Leishmaniasis Risk Determinants – assessing environmental and ecological factors associated with sand fly vector occurrence

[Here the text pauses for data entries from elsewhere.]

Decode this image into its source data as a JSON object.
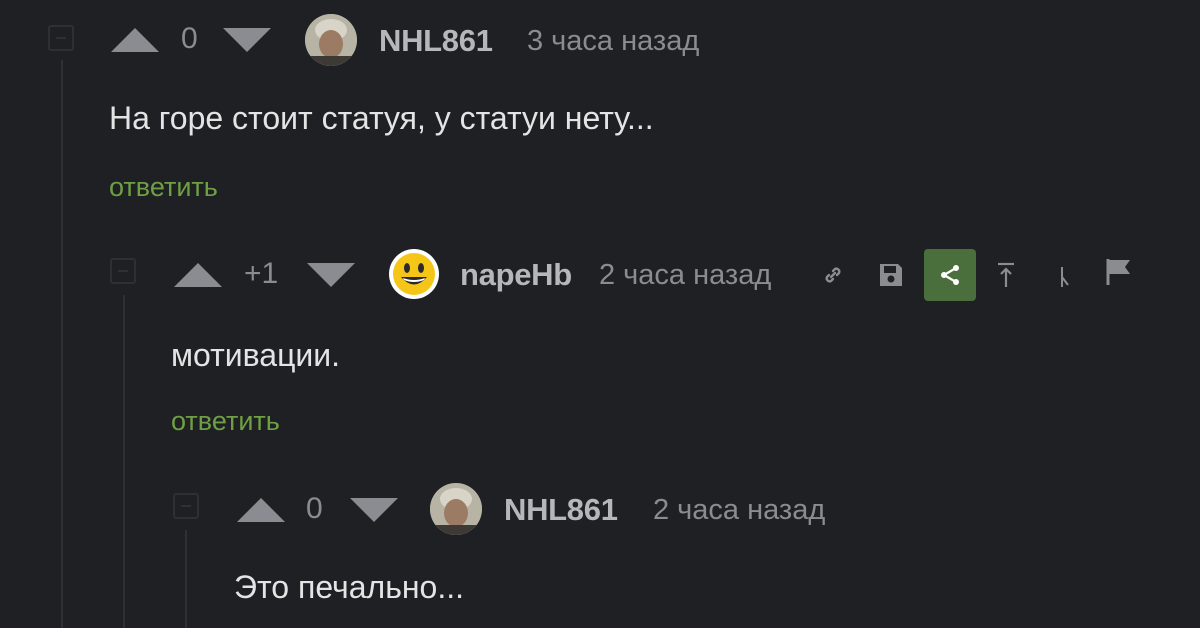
{
  "comments": [
    {
      "rating": "0",
      "username": "NHL861",
      "time": "3 часа назад",
      "text": "На горе стоит статуя, у статуи нету...",
      "reply_label": "ответить"
    },
    {
      "rating": "+1",
      "username": "napeHb",
      "time": "2 часа назад",
      "text": "мотивации.",
      "reply_label": "ответить"
    },
    {
      "rating": "0",
      "username": "NHL861",
      "time": "2 часа назад",
      "text": "Это печально..."
    }
  ],
  "colors": {
    "background": "#1f2023",
    "reply_link": "#6ea043",
    "share_button": "#4a6e3c"
  },
  "toolbar_icons": [
    "link-icon",
    "save-icon",
    "share-icon",
    "scroll-top-icon",
    "branch-icon",
    "report-flag-icon"
  ]
}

Visceral Leishmaniasis (VL) also known as Kala-Azar, is a public health problem in the eastern Africa region, affecting Kenya, Ugandan, Sudan and other countries in the horn of Africa. In Kenya, the disease is found mainly in arid and semi-arid regions, and is endemic in the Rift Valley and eastern provinces. The project seeks to describe the density, distribution and diversities of sand flies, parasite infection rate, and correlate these with environmental variables such as rainfall, vegetation and soil type. This will enable mapping of the vector hot spots, correlated with environmental variables and human demographic data (such as settlements, and livestock migration routes) in order to generate predictive maps that can provide important information on VL risk and occurrence, and hence contribute to disease control strategies. Control of sand flies remains a priority as they pose a significant public health threat in many parts of the world, transmitting the agents of several zoonotic diseases to humans. In Kenya, entomological research has mostly dwelt on the composition and distribution of sand flies and their blood feeding habits in relation to Leishmania transmission.  However, surveillance and control of sand flies remain poor as control is often a by-product of anti-malarial control using insecticide based approaches. This project will contribute knowledge of environmental factors that are associated with sandfly, and disease occurrence to decisions related to vector control and case management of VL infections.